▶ Activity
Using the entries below, copy out all lines where "this" is found.

▶ Provided entries

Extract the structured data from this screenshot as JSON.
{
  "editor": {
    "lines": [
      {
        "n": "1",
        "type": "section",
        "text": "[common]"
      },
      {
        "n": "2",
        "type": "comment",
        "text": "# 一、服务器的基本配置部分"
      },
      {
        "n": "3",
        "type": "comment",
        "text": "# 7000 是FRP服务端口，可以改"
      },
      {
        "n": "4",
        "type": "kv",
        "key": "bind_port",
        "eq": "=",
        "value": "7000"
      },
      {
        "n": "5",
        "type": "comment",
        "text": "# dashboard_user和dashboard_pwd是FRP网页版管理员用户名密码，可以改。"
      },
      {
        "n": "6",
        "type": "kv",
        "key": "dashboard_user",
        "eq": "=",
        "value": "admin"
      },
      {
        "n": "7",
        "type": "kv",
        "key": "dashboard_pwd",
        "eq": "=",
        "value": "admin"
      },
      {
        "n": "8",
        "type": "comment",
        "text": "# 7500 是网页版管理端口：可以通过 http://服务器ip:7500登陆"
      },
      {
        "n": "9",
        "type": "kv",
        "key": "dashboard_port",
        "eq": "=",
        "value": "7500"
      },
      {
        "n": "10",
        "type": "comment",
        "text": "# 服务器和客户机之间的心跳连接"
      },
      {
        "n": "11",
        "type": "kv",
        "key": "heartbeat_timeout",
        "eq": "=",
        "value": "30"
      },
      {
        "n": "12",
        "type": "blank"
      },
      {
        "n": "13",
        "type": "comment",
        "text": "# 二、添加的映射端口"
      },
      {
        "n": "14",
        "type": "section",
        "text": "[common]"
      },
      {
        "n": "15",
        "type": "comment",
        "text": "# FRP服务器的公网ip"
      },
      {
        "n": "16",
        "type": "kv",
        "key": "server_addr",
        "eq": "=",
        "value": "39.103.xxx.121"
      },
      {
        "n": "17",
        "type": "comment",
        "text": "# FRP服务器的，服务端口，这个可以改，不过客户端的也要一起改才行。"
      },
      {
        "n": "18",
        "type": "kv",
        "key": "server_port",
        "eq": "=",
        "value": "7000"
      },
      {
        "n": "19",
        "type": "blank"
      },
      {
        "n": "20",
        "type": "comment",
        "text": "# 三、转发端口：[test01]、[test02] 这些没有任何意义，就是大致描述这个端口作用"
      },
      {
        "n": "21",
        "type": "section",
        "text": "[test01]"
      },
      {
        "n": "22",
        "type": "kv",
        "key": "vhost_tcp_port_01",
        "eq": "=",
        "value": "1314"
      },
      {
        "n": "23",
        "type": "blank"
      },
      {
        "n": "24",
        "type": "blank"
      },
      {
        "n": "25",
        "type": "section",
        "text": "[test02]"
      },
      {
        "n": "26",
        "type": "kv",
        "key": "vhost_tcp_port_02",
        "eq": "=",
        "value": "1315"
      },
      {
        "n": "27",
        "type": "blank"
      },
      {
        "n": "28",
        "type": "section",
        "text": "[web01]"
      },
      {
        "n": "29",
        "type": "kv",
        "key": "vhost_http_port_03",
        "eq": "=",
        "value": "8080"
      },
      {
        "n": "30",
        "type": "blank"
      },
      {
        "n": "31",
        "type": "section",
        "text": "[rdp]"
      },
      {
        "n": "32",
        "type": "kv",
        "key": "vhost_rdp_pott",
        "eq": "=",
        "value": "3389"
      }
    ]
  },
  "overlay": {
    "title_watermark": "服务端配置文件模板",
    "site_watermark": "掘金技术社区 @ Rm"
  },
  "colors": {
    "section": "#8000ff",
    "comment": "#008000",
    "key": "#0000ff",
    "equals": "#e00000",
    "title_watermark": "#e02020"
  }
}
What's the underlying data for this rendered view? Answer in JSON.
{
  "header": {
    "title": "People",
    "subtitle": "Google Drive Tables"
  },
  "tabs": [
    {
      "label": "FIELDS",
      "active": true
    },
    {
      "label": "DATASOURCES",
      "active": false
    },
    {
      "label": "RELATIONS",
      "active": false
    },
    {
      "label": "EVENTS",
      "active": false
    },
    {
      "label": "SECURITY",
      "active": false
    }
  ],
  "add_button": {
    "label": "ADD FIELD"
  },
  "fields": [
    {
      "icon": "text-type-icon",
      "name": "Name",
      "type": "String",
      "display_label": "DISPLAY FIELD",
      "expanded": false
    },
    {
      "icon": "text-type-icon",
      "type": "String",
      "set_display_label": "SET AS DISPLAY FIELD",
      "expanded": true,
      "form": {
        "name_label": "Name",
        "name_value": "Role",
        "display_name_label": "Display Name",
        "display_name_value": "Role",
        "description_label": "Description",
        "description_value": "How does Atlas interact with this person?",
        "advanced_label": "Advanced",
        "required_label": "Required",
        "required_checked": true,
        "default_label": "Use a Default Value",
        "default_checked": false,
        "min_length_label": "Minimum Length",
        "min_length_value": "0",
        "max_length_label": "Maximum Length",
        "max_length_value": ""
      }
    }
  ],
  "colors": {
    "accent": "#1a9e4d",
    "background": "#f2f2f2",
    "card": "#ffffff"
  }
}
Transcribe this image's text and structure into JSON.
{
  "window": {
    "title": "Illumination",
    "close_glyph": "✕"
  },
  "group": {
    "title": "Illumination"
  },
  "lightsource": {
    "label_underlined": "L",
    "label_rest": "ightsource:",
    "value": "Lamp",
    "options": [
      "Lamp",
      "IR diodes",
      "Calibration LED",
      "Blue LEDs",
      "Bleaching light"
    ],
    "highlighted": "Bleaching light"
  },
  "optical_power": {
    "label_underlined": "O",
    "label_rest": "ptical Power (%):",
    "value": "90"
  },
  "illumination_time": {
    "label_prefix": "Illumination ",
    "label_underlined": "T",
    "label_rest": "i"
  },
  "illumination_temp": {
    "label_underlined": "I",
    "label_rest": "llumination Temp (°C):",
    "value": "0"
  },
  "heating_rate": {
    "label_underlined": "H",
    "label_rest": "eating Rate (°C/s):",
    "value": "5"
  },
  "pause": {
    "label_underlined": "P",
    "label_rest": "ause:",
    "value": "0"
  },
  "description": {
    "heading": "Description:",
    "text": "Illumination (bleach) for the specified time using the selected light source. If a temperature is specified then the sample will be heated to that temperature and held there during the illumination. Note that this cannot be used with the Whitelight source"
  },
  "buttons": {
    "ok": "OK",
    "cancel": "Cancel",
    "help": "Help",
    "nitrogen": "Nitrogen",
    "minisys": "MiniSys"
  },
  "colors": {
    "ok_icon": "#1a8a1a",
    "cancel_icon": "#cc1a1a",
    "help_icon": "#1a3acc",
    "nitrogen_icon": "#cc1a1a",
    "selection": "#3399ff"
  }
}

▶ Result below
Extract the structured data from this screenshot as JSON.
What's the underlying data for this rendered view? Answer in JSON.
        "description_value": "How does Atlas interact with this person?",
Transcribe this image's text and structure into JSON.
    "text": "Illumination (bleach) for the specified time using the selected light source. If a temperature is specified then the sample will be heated to that temperature and held there during the illumination. Note that this cannot be used with the Whitelight source"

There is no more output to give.